How many of the lines in the data contain "content"? Give only the number.

[Opening RECORDED DATA section]

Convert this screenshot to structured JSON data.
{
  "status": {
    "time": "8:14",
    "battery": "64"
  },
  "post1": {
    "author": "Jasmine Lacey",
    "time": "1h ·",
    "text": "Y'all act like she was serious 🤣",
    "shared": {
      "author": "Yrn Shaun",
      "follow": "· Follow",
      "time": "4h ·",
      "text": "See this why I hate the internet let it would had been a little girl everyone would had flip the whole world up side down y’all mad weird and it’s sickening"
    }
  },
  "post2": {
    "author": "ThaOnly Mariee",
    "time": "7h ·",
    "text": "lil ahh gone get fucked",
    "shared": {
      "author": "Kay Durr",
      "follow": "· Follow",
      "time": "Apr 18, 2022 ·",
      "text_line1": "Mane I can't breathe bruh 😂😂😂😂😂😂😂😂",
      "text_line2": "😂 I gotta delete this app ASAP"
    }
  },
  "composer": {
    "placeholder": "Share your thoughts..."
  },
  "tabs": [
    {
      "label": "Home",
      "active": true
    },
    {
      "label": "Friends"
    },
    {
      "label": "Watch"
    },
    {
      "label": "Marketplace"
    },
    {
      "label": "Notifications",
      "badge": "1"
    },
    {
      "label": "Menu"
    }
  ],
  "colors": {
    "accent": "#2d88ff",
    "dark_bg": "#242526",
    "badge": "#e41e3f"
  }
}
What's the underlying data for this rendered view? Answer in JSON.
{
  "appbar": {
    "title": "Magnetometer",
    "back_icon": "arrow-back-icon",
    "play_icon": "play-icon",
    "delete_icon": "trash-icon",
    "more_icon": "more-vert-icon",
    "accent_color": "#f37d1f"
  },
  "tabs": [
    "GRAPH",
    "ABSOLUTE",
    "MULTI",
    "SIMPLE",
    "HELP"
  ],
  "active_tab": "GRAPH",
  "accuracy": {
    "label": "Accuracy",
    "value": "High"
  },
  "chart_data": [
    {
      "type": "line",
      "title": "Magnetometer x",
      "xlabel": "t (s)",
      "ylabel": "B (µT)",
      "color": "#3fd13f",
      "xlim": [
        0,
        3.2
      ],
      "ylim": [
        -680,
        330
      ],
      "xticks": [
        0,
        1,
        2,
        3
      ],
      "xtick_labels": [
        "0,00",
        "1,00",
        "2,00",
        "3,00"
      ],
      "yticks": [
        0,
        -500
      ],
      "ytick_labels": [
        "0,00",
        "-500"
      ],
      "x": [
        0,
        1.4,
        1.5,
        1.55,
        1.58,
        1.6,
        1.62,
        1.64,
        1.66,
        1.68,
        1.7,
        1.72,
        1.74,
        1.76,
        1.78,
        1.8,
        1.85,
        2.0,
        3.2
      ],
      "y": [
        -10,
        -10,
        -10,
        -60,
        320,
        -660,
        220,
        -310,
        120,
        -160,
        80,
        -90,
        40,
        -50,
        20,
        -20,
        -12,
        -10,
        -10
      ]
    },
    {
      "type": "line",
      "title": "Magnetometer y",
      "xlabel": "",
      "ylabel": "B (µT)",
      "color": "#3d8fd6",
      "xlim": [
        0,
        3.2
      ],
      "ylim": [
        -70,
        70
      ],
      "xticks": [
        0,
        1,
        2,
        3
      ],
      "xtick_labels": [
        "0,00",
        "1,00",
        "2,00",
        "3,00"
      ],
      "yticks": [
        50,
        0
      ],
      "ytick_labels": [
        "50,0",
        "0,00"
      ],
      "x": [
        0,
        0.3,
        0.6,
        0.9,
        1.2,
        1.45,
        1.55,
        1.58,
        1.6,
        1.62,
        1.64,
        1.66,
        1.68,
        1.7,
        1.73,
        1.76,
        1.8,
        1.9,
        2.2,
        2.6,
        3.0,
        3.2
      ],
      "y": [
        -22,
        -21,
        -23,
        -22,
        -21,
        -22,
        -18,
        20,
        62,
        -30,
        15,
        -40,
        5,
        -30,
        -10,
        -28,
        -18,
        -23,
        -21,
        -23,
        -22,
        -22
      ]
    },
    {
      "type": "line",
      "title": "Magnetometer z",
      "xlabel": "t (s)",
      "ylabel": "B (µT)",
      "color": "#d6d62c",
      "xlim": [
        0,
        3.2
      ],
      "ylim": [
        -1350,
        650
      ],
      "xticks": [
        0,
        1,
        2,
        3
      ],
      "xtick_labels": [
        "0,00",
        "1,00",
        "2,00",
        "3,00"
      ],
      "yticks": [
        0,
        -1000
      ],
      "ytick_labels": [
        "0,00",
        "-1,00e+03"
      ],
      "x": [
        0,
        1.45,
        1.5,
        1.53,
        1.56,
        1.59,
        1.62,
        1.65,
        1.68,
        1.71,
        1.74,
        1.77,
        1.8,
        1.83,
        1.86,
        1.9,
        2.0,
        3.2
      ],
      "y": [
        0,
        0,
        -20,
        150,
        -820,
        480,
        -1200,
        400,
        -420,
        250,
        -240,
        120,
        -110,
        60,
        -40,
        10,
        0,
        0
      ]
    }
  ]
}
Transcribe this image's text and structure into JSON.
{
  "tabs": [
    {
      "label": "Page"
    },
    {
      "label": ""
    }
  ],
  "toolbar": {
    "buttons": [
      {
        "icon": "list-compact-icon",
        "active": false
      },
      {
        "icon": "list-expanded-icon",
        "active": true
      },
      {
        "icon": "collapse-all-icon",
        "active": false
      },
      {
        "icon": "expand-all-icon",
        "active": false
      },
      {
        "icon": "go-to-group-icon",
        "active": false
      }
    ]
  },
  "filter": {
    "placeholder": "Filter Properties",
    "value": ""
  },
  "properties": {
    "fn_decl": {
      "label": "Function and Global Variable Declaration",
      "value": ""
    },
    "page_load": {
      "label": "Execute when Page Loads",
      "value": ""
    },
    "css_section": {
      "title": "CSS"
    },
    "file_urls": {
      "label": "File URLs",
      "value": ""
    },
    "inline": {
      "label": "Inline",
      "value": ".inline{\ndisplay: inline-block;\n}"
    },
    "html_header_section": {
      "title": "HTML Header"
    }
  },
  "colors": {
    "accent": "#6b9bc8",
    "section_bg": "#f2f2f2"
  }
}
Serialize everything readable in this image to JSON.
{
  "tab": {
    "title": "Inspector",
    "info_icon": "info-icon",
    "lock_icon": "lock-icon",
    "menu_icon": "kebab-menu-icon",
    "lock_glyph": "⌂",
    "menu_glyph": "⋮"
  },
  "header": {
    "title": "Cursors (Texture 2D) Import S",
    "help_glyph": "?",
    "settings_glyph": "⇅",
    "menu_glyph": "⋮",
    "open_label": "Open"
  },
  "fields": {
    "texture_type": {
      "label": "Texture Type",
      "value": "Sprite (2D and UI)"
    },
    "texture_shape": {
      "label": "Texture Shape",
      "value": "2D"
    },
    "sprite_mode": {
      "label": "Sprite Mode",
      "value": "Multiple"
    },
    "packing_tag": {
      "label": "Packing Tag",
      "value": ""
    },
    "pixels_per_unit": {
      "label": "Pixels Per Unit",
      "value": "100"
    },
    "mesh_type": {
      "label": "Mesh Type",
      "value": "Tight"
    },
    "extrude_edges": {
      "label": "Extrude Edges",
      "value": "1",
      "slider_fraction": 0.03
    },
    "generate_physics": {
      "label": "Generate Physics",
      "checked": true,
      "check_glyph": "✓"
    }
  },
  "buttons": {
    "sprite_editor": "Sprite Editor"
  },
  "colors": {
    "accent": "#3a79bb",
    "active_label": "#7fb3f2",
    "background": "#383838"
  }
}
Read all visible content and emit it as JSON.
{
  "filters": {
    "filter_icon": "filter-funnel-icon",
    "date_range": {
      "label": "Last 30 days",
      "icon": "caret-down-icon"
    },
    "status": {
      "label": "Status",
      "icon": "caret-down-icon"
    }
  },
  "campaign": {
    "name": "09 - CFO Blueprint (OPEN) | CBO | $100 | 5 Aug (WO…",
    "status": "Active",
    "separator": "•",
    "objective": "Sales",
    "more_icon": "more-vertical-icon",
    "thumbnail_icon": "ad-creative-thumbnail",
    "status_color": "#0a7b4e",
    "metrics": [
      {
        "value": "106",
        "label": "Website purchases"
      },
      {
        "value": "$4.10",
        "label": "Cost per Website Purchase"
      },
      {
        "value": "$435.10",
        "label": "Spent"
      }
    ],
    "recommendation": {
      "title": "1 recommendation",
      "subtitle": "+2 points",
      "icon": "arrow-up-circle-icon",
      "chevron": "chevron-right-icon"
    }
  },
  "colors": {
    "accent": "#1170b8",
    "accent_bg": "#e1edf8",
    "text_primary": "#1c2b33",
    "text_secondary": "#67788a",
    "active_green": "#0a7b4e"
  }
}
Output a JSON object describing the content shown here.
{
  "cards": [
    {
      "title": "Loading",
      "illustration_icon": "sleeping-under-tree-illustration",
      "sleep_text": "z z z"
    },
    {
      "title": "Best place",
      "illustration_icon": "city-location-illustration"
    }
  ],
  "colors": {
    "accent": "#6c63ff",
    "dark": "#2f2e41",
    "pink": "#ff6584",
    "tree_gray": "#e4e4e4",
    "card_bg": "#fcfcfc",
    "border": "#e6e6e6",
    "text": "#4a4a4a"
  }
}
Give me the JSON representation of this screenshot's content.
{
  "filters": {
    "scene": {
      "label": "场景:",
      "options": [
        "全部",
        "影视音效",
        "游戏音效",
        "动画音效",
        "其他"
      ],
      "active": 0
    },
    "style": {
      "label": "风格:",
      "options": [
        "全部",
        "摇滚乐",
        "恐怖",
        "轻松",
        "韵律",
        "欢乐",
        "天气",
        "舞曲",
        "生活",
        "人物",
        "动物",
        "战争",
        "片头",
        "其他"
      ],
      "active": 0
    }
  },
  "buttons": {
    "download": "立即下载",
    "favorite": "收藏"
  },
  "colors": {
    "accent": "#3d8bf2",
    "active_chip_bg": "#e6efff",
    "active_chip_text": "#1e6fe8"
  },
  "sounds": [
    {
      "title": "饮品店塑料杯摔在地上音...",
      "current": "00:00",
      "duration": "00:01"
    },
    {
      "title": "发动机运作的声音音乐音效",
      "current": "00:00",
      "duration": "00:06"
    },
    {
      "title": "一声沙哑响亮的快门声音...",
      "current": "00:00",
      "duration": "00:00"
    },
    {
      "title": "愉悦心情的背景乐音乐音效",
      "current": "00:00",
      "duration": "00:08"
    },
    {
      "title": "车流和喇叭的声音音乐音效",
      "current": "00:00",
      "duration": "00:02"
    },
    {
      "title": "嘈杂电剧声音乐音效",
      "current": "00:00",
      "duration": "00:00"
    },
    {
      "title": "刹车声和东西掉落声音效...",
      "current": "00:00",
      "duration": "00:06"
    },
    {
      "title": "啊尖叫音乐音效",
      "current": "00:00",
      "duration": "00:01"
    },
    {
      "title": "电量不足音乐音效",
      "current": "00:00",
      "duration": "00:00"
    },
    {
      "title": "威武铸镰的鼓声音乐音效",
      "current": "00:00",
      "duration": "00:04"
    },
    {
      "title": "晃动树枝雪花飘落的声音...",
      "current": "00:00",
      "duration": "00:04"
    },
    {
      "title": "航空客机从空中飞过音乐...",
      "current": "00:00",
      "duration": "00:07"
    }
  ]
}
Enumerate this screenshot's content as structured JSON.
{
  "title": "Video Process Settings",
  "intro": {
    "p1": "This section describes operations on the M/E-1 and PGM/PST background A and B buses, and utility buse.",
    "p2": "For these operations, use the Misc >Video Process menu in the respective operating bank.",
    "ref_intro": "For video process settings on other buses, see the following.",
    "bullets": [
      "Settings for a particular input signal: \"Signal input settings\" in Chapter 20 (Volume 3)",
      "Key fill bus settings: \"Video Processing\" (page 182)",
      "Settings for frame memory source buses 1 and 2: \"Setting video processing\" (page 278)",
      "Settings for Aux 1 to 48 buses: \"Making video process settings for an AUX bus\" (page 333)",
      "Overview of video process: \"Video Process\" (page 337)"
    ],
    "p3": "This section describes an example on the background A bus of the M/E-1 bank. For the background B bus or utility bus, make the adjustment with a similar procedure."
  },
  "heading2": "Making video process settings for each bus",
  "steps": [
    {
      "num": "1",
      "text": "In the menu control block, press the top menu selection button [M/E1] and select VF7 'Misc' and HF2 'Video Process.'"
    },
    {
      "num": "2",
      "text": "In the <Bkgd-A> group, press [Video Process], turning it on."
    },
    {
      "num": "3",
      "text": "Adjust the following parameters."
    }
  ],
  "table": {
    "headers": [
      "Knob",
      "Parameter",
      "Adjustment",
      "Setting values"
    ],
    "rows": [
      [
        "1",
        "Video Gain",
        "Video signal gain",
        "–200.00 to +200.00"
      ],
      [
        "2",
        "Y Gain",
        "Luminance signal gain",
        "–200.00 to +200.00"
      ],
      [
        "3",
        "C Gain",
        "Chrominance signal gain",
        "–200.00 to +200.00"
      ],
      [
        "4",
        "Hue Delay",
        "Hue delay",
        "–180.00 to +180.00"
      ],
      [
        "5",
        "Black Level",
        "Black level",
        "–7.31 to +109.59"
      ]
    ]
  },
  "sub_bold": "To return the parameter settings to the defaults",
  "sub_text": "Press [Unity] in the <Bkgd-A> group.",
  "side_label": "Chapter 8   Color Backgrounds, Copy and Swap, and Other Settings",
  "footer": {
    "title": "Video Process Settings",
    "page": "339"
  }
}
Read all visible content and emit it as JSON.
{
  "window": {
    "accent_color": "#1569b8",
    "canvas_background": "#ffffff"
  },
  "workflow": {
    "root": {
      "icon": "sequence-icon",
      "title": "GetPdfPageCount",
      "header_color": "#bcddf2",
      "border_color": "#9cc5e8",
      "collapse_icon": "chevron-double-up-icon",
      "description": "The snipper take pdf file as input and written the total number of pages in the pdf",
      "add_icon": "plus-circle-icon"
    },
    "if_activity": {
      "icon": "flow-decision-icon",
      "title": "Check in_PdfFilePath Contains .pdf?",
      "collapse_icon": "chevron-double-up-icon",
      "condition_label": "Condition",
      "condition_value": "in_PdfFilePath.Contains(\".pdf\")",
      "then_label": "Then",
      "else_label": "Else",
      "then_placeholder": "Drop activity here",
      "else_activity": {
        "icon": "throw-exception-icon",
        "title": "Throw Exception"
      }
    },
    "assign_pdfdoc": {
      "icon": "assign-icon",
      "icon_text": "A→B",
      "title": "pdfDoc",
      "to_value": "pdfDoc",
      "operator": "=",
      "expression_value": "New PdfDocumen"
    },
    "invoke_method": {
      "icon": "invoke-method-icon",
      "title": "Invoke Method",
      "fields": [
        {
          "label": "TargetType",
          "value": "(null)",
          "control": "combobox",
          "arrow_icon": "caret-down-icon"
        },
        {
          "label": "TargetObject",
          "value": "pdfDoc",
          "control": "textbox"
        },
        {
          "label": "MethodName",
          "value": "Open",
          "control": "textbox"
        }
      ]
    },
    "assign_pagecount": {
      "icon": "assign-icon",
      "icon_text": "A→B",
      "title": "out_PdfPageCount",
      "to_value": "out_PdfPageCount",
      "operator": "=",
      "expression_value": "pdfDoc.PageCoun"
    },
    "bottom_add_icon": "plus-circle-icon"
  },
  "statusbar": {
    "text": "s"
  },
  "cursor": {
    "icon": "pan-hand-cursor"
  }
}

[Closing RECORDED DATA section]

→ **REPLY**
5